After our tests, we predicted that Ragan would win with 52.8 percent of the vote. He won with 54 percent. And Ragan got his results for less than $2 a vote. The Hackworth campaign and the local media were blindsided by the results.

A Fundraising Approach

Along with message testing, we’ve seen results in the corporate world using the MVT process to help increase corporate donations and charitable giving in higher education. There are clear applications here for political fundraising, too.

One example comes from a large telecommunications firm looking to increase donations to their in-house political action committee. The company wanted to ramp up its PAC efforts in just five months to engage an increasingly competitive landscape, so it asked its PR pros to work with its lobbyists, in a combination not used before, to set up a series of fundraisers. They asked for our help. We tested these variables on a group of employees invited for the purpose of supporting the PAC but clearly told that their giving decisions were not part of their performance review.   

We involved their PR pros and lobbyists in talking about everything from the location of the event and the style of the invitation, to which refreshments to serve and who the pitchperson should be. The group came up with an initial list of 103 ideas that we then whittled down to 19 factors that were easy, fast, and inexpensive to implement. The team ran events for a week, testing different combinations of variables on only a small percentage of the employees.

As in Ragan’s campaign, many of the findings were counterintuitive. Serving alcohol and suggesting a level of giving both had a negative impact. Having the company lobbyist give the pitch with a basic script, but one they could infuse with a little personality, was actually the most effective. Our efforts in refining their message and their fundraising process helped increase donations by 238 percent, according to their numbers.

We employed the same process in a similar effort for Lincoln Memorial University, which tested 30 ideas involving their mail, email, telephone, and face-to-face solicitations. The experimentation identified a slew of helpful changes in the content, format, and timing of their mail and emails.
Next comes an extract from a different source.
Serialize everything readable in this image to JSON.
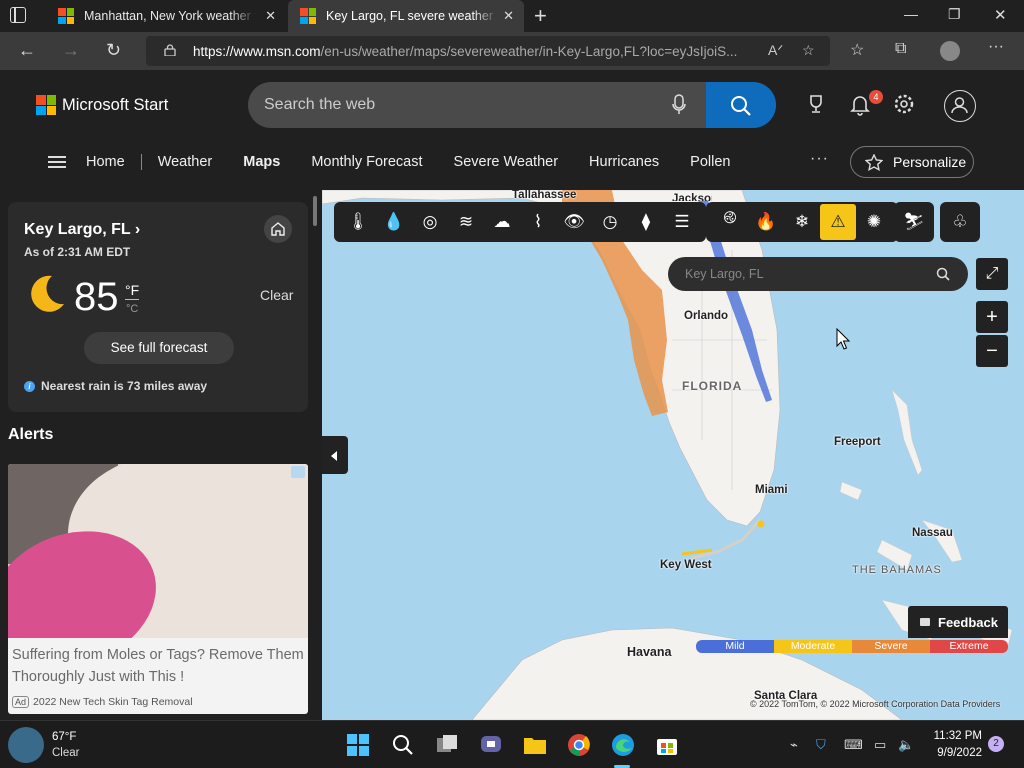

In the real world, good ideas are incredibly hard to separate from bad ones, and the benefit of being able to focus only on the good ideas is tremendous. It’s no different in the campaign world. Our experience shows that no one—executives, political consultants, professors, or subject-matter experts—is able to reliably determine which ideas are the helpful ones. By testing dozens of ideas at once, however, and then determining the 25 percent that should be implemented, positive outcomes are highly likely.

It was Mark Twain who said, “The trouble with the world is not that people know too little, but that they know so many things that ain’t so.”

By testing improvement ideas, we can avoid the hurtful and inconsequential ones. And the results are based on science, not intuition.

Dr. Charles Holland is CEO and Founder of QualPro, Inc., a Knoxville-based consultancy. The firm has conducted more than 16,000 business improvement projects with more than 1,000 companies, including many of the Fortune 500.